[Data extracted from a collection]

^^^^^^^^^^^^^^^^

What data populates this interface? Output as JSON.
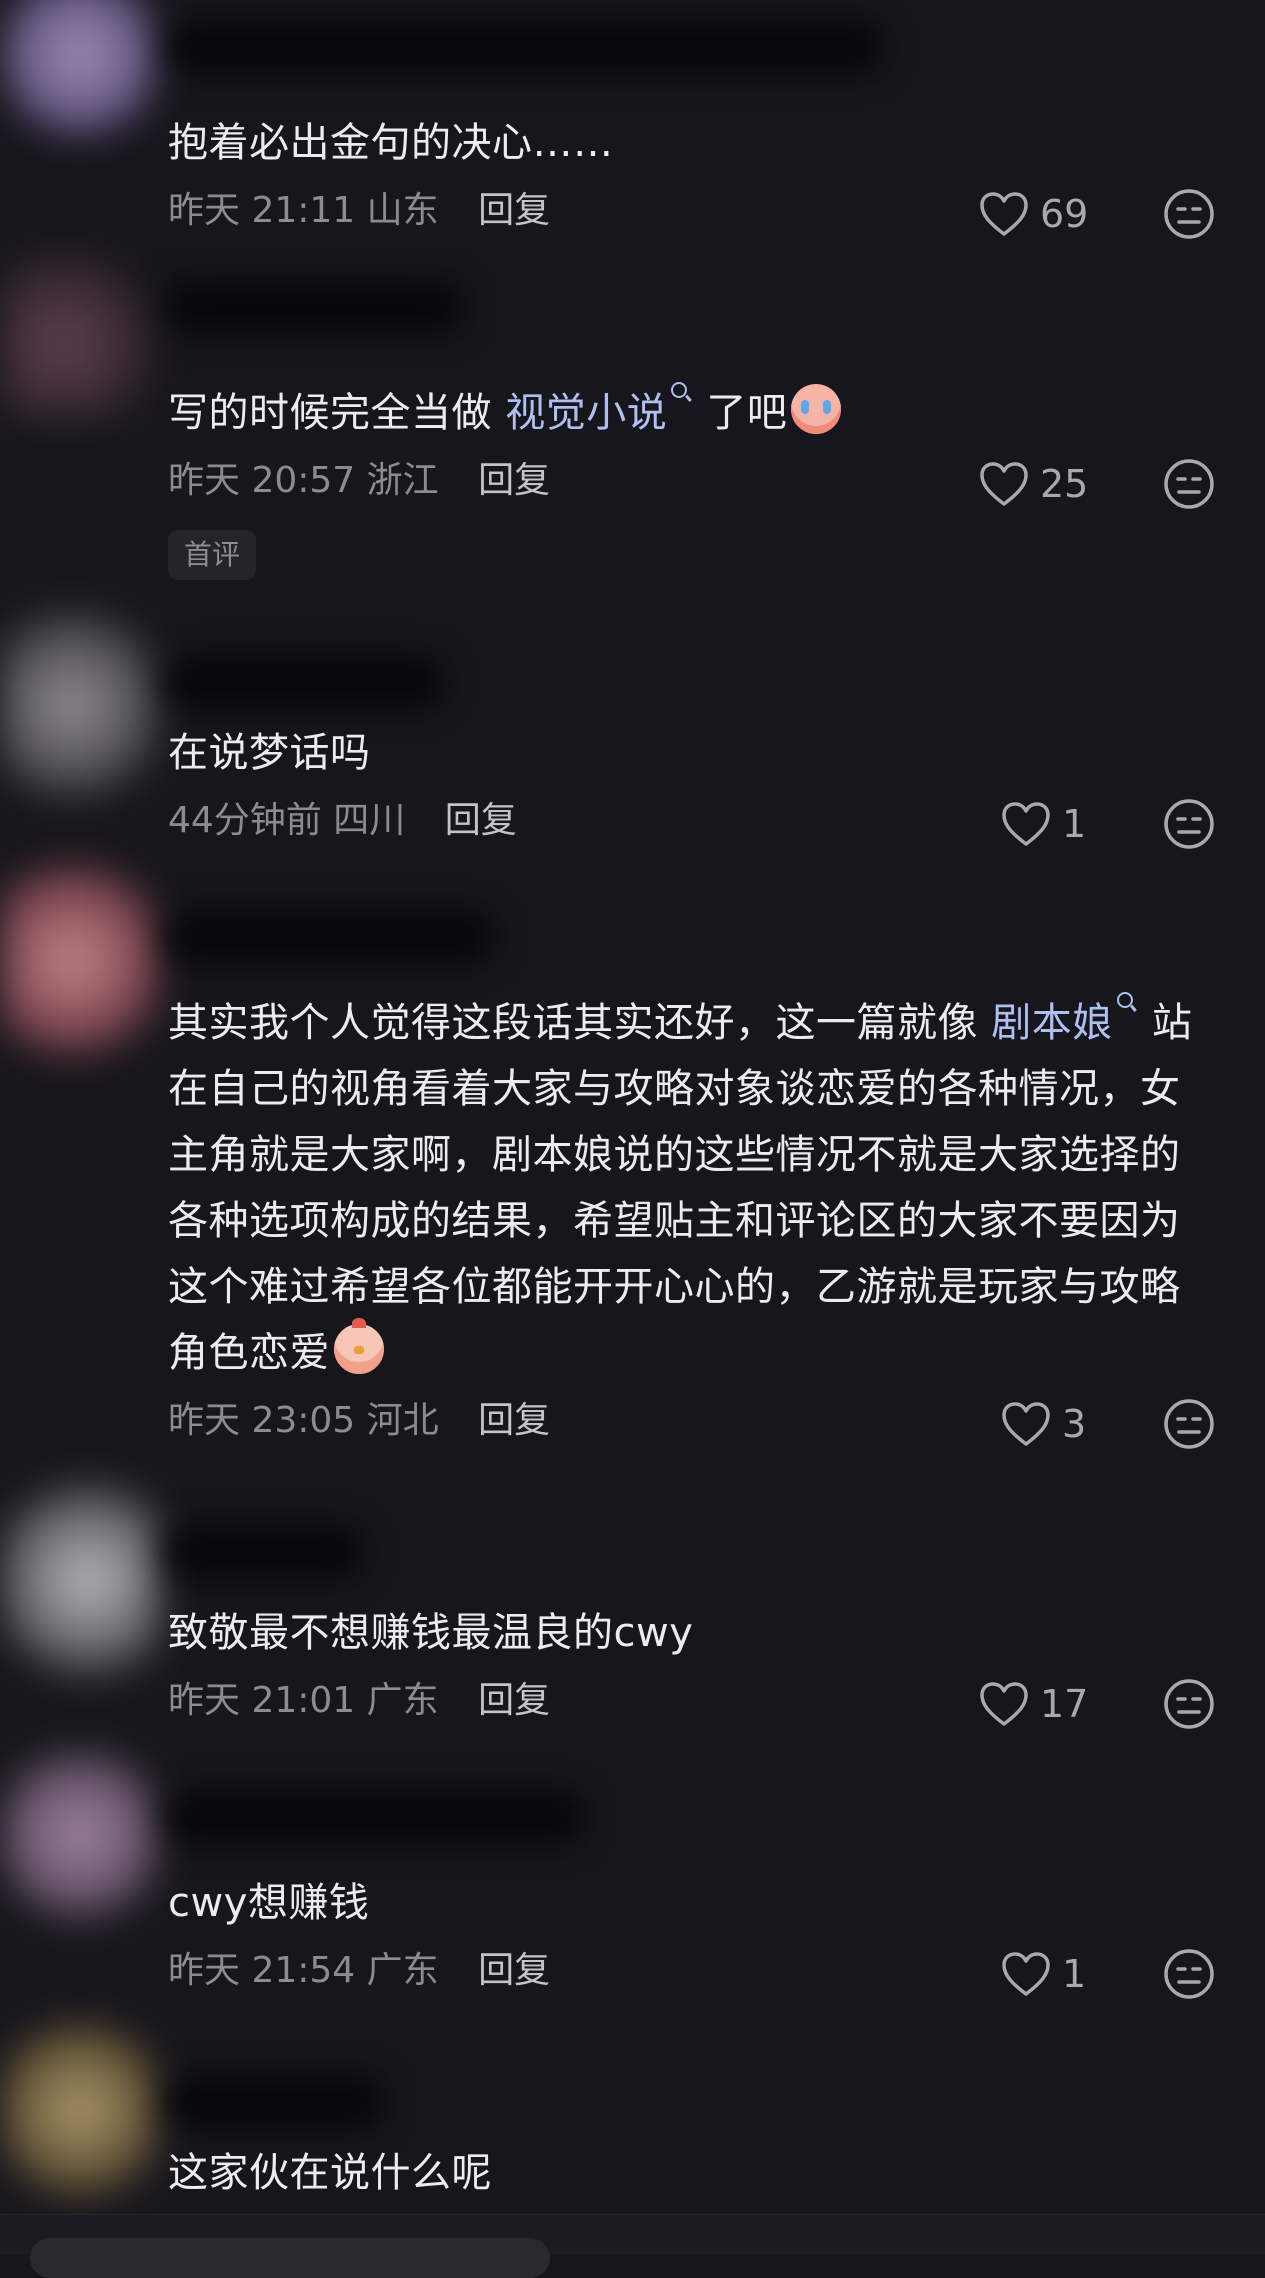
{
  "comments": [
    {
      "text": "抱着必出金句的决心……",
      "time": "昨天 21:11",
      "location": "山东",
      "reply_label": "回复",
      "likes": "69"
    },
    {
      "text_before": "写的时候完全当做 ",
      "link": "视觉小说",
      "text_after": " 了吧",
      "time": "昨天 20:57",
      "location": "浙江",
      "reply_label": "回复",
      "likes": "25",
      "tag": "首评"
    },
    {
      "text": "在说梦话吗",
      "time": "44分钟前",
      "location": "四川",
      "reply_label": "回复",
      "likes": "1"
    },
    {
      "text_before": "其实我个人觉得这段话其实还好，这一篇就像 ",
      "link": "剧本娘",
      "text_after": " 站在自己的视角看着大家与攻略对象谈恋爱的各种情况，女主角就是大家啊，剧本娘说的这些情况不就是大家选择的各种选项构成的结果，希望贴主和评论区的大家不要因为这个难过希望各位都能开开心心的，乙游就是玩家与攻略角色恋爱",
      "time": "昨天 23:05",
      "location": "河北",
      "reply_label": "回复",
      "likes": "3"
    },
    {
      "text": "致敬最不想赚钱最温良的cwy",
      "time": "昨天 21:01",
      "location": "广东",
      "reply_label": "回复",
      "likes": "17"
    },
    {
      "text": "cwy想赚钱",
      "time": "昨天 21:54",
      "location": "广东",
      "reply_label": "回复",
      "likes": "1"
    },
    {
      "text": "这家伙在说什么呢"
    }
  ],
  "icons": {
    "like": "heart-outline-icon",
    "dislike": "meh-face-icon",
    "link_search": "search-icon"
  },
  "colors": {
    "background": "#17161c",
    "link": "#aebff0",
    "meta": "#8c8b92"
  }
}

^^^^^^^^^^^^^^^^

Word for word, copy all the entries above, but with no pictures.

■ **Answer space**:
What data populates this interface? Output as JSON.
{
  "comments": [
    {
      "text": "抱着必出金句的决心……",
      "time": "昨天 21:11",
      "location": "山东",
      "reply_label": "回复",
      "likes": "69"
    },
    {
      "text_before": "写的时候完全当做 ",
      "link": "视觉小说",
      "text_after": " 了吧",
      "time": "昨天 20:57",
      "location": "浙江",
      "reply_label": "回复",
      "likes": "25",
      "tag": "首评"
    },
    {
      "text": "在说梦话吗",
      "time": "44分钟前",
      "location": "四川",
      "reply_label": "回复",
      "likes": "1"
    },
    {
      "text_before": "其实我个人觉得这段话其实还好，这一篇就像 ",
      "link": "剧本娘",
      "text_after": " 站在自己的视角看着大家与攻略对象谈恋爱的各种情况，女主角就是大家啊，剧本娘说的这些情况不就是大家选择的各种选项构成的结果，希望贴主和评论区的大家不要因为这个难过希望各位都能开开心心的，乙游就是玩家与攻略角色恋爱",
      "time": "昨天 23:05",
      "location": "河北",
      "reply_label": "回复",
      "likes": "3"
    },
    {
      "text": "致敬最不想赚钱最温良的cwy",
      "time": "昨天 21:01",
      "location": "广东",
      "reply_label": "回复",
      "likes": "17"
    },
    {
      "text": "cwy想赚钱",
      "time": "昨天 21:54",
      "location": "广东",
      "reply_label": "回复",
      "likes": "1"
    },
    {
      "text": "这家伙在说什么呢"
    }
  ],
  "icons": {
    "like": "heart-outline-icon",
    "dislike": "meh-face-icon",
    "link_search": "search-icon"
  },
  "colors": {
    "background": "#17161c",
    "link": "#aebff0",
    "meta": "#8c8b92"
  }
}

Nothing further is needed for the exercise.